_Data for review_

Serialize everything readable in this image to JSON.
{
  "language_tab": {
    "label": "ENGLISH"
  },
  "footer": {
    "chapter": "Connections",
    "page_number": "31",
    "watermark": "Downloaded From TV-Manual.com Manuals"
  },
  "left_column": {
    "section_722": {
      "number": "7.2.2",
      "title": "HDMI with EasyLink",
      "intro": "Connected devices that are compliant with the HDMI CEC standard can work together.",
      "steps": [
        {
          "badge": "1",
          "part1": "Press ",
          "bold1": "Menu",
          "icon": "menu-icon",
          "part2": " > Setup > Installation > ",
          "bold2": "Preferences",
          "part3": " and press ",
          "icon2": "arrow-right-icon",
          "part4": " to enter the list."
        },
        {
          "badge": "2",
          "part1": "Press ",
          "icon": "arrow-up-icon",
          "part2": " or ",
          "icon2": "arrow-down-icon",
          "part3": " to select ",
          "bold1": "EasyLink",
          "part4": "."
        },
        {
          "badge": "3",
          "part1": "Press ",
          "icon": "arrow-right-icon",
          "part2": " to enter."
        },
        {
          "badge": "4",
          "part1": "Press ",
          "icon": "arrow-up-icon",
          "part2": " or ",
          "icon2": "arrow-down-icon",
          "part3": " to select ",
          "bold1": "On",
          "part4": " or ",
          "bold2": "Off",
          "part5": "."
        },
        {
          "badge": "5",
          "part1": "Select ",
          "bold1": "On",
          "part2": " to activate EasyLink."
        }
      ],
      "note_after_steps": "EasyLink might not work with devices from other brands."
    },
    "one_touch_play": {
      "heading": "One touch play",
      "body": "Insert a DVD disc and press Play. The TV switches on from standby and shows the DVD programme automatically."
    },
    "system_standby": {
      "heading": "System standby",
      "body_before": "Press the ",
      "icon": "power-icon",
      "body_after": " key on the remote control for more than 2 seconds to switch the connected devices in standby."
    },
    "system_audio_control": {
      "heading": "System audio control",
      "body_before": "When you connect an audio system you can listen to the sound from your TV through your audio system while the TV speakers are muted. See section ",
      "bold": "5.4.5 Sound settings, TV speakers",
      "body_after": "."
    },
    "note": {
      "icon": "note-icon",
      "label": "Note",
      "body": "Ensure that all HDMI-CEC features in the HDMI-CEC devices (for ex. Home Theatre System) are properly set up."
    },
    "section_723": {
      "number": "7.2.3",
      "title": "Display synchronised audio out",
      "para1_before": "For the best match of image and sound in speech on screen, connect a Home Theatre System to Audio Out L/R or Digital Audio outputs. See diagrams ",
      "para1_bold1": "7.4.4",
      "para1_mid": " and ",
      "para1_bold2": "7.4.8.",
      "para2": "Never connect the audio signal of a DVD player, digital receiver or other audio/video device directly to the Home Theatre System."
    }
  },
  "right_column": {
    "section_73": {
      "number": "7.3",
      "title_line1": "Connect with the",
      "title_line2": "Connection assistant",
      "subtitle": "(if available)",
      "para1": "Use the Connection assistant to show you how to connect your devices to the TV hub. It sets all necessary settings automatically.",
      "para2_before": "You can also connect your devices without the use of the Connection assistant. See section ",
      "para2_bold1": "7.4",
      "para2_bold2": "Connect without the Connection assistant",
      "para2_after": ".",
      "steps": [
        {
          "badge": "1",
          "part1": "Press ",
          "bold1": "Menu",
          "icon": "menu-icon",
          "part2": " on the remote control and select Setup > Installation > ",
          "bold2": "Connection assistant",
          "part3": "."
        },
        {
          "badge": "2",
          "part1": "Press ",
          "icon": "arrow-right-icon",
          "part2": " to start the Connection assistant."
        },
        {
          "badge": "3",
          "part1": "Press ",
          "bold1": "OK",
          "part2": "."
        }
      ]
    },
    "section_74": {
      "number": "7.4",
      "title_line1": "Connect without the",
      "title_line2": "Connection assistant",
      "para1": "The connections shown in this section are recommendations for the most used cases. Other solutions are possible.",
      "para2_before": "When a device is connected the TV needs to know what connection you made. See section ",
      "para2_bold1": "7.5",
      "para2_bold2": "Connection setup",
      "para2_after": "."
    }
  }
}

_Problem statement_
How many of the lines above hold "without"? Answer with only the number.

_Answer for this exercise_
3